Of course, this is simple stuff for parents, and they often have to simply confront a child when they're doing something they're not allowed to. But for an uncle, it was quite a neat trick. Maybe that's why I remember playing lots of fun games with my own lovely uncles and aunts - they were cleverly trying to get me to do stuff.
9) Kids need routine
Especially involving baths, pyjamas and bed. My nephew and niece just had to be back where we were staying by 6, or the whole schedule would get out of whack.
By 9, they were asleep and their parents were available for dinner, if we could find a place where we could bring sleeping children. This means that bars, clubs, and pretty much anywhere smoky or raucous was out. I was very grateful that, post-dinner, I could bid parents and kids farewell and head out to some bar or karaoke joint.
10) Having young kids limits your choice of holiday
When kids are incapable of independent movement, it's not so hard - you can push them in a pram or stroller, or wear them with a Baby Bjorn. But as soon as they're capable of independent movement, things get far more difficult.
As a result, the kind of holiday where you stay in one place and chill out at the beach/by the pool/etc is probably fine, but anything more ambitious is hard. Like, really hard.

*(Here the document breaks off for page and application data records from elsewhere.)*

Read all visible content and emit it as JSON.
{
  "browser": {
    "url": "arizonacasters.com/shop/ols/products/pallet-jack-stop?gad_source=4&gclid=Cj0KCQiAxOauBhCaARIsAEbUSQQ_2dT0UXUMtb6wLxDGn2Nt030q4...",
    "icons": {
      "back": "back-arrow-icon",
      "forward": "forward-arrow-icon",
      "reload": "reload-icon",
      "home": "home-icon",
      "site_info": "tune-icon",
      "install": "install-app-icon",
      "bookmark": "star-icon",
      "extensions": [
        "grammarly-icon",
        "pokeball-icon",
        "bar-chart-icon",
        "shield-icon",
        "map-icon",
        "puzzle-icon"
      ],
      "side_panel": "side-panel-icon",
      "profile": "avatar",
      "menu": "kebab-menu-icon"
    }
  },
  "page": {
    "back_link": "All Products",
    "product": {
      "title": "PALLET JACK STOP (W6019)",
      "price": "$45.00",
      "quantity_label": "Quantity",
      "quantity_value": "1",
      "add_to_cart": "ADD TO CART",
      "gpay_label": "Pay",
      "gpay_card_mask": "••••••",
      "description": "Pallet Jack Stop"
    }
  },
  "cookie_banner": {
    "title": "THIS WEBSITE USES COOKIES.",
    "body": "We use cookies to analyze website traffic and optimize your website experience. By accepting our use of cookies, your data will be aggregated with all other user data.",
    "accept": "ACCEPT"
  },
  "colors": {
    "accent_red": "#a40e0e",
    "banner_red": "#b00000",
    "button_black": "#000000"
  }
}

Just like having children is.
So ultimately I learned that if I want to backpack around Nepal or go on safari in Kenya or learn surfing in the Maldives or anything that isn't sitting in a resort with excellent facilities for children, I'd better call my travel agent now.